As we touched on earlier, the NAC is Canada’s national stage. To have a performing arts centre with very high standards artistically, and high production values, makes it a goal or destination for artists all across the country. I can’t even stress how amazing it is that we can have artists from BC, Québec, the East Coast, Manitoba…

Also, we have a Scenes festival, so one of the inspirations that’s given the NAC Presents series its raison d’être, is to keep revisiting these artists at different stages in their career.

Buck 65 is a great example, because he performed at the Atlantic Scene [and will be performing as part of NAC Presents this season.]

Buck 65.

Buck 65.

So the Scene festivals are a great way for the NAC to scout new talent for this series. What are some other ways that the NAC finds out about interesting new emerging artists?

Well, it’s a very lively and hooked-in industry. Artists have managers and agents, and if they don’t, they’re very active in self-promoting. Obviously, the internet is huge, and fifteen years ago it wouldn’t have played such a big role, but now when you hear music that you love, and you want to hear more, there are so many different ways. And, conversely, it allows artists to find out about us.

So the Scenes festivals are one way to get artists into the building, but there’s also networking, the showcase conferences that artists attend, and generally keeping an ear to the ground, there are a lot of ways.

I gather that you’ve been with the NAC for some time–

I don’t want to say how long, I started here as an usher!

What are some of the changes that you’ve seen in the type of programming the NAC has offered, over the time you’ve been here?
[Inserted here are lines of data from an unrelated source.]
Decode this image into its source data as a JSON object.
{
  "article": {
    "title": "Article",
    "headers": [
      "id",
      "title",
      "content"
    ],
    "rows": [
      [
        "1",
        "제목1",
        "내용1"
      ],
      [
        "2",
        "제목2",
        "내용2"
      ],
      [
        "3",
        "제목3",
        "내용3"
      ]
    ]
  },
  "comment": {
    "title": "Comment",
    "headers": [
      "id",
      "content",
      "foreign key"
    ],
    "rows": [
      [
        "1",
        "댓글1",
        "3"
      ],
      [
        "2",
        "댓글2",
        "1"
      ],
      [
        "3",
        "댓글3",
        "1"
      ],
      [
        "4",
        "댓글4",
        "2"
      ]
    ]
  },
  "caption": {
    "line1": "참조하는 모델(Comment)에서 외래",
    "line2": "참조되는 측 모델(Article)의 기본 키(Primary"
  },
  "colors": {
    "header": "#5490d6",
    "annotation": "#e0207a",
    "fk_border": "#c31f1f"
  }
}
Well, I’ve seen a lot! 35 years ago, when I started here, the performing arts world was a different beast. In the seventies, you would see great artists like Gordon Lightfoot perform for five nights in Southam Hall, and that wasn’t unusual. With the rise of arena concerts, there aren’t many five-night shows: nobody has time, and people are touring a lot more.

In the Canadian music area, there was a dark time in terms of live performance, but now there’s been a huge renaissance, to the point where I think now live performances are the most important thing artists do.

Five years ago, you wouldn’t see emerging artists at the National Arts Centre, but [NAC President and CEO] Peter Herrndorf has been incredibly encouraging to all our different areas in terms of adding programming like the Scene festivals.

The difference was, things were simpler and there was less of it, but now there’s great music and people are coming out to see it!

What are some of your favourite past shows or memories from some of the past NAC Presents shows?

So many! We have big shows, little shows, in terms of major artists, we had Diana Krall, having Rufus Wainwright in the building is always amazing, Justin Rutledge, Lee Harvey Osmond last fall was amazing. Oh my god, so many. Last fall was an amazing indie/folk/pop kind of mix, and the whole fall had a really rich feeling to it.

Alejandra Ribera.

Alejandra Ribera.

Is there anything from this coming season you’re especially excited for?

I’m excited about everything! We’ll have the iconic Gordon Lightfoot, who was one of the first performers to play here when the building opened. As Peter Herrndorf says, anytime Gordon Lightfoot is in the building is a great day.
And our other headliner, Sarah McLaughlan is cool, we had her here two years ago, and she has a new album coming out that I think is going to be exciting.

Some little gems that I’m personally excited about are Timber Timbre, Doug Paisley, and the up-and-coming Alejandra Ribera. We’re going to have an amazing Christmas run, we have four very different shows. Some will be a little darker, more serious, then the Good Lovelies will just make everyone happy.

I’m just going through them all now, they’re all really great!